Relatively speaking, variable-rate mortgages are cheaper today at PRIME (3%) – 40 than they were five years ago when they were at PRIME (4.75%) – 75.  The spread between fixed rates and variable rates is sometimes referred to as the “rate premium” or even “fixed rate insurance” and is a good evaluator of the attractiveness between fixed and variable.

This time, five years ago, that spread was approximately 150 basis points (5-yr. fixed rates averaged 5.50%). Today that spread is around 100 basis points. If that spread grows, variable-rate mortgages will again become more attractive compared to their fixed-rate counterparts.

Before making any final decisions keep in mind two last items. First, in late 2008 both fixed rates and PRIME were dropping. Today, PRIME is remaining flat for the time being while fixed rates are rising.  Second, credit and lending guidelines have changed significantly in the past five years.

Today’s borrowers are better qualified and have fewer opportunities to defer interest costs using extended amortization and lower down payment options.  Those who are willing to take the additional risks of variable products are better equipped to do so than those in the past even though the risk premium is effectively higher than it was five years ago. 

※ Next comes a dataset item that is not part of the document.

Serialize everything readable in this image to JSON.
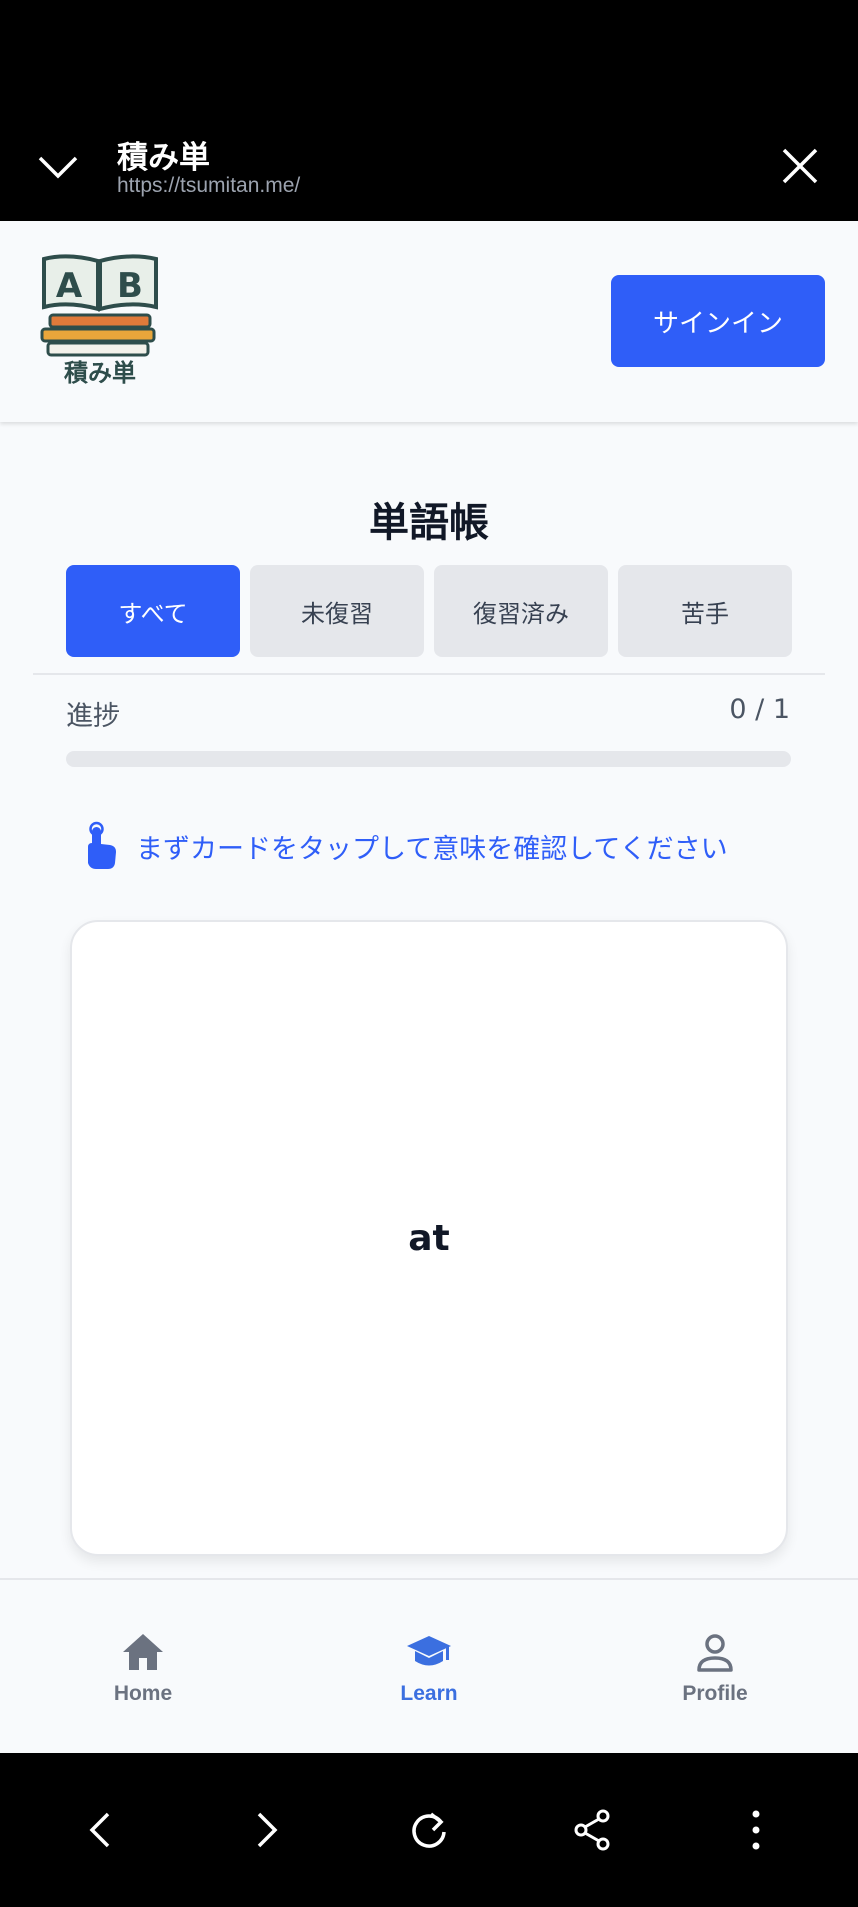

That said, our rate environment today compared to August 2008 is quite different since both variable and fixed rates do not seem to be dropping. To really understand the best option, it’s best to discuss these factors with a dedicated mortgage broker. He or she will review the various products available and can help clients select the best one that fits lifestyle and financial goals.

Understanding the impact of these rising rates

It is possible that rising interest rates are here to stay, but I think it is important to ask the question: Is it just a blip or a trend? For those who believe it is a trend, here are a few important factors to keep in mind in a rising interest rate environment:

1. Affordability. According to its latest quarterly report, RBC says its affordability index reversed course, meaning housing has gotten relatively more expensive, in two of the three categories it measures. Mortgage rates in isolation don’t mean very much. What is really important though is how much your payment is relative to your income.

2. More people will select variable even though they still must qualify on the artificially-set benchmark rate. This is simply a reality of the mortgage business.  I see this trend continuing as long as the Bank of Canada does not raise its overnight rate.

3. Reduced demand for housing may result in lower home pricing. If affordability does become an issue, and more potential buyers are forced to the sidelines, then fewer people will be looking for houses. Economics would then dictate that with fewer people looking and supply remaining constant, this would lead to falling home prices.

4. Short term rush into the housing market for those sitting on the fence.  The flipside to point #3 above is that there are a great many people who have been looking at purchasing.  Rate increases might trigger buying activity out of concern that rates will keep rising and they may be priced out of the market.

5. If rates are on an upward trajectory make sure you get pre-approved with a rate hold as soon as possible. Fixed rates may be on the rise but you can often protect yourself against major increases, on a short term basis, with a rate hold.

6. If rates continue to rise and you originated your mortgage at your bank branch you must shop your mortgage at renewal.  There may be thousands of dollars at stake. This topic has been covered numerous times and there are many tips to be had. (http://blogger.mortgagegroup.com/2013/06/save-at-renewal-time-by-using-mortgage.html)

In the end, market volatility breeds uncertainty but it also brings opportunity. This is an ideal time to talk mortgage strategy with your mortgage professional.  The strategy is vital and is, in many respects, more important than the rate.

It may be time to consider the variable rate or, from a historical context, it may be a great time to consider locking in to a fixed-rate product.  Either way, it’s up to you to be proactive and seek out advice.





No comments:

Post a comment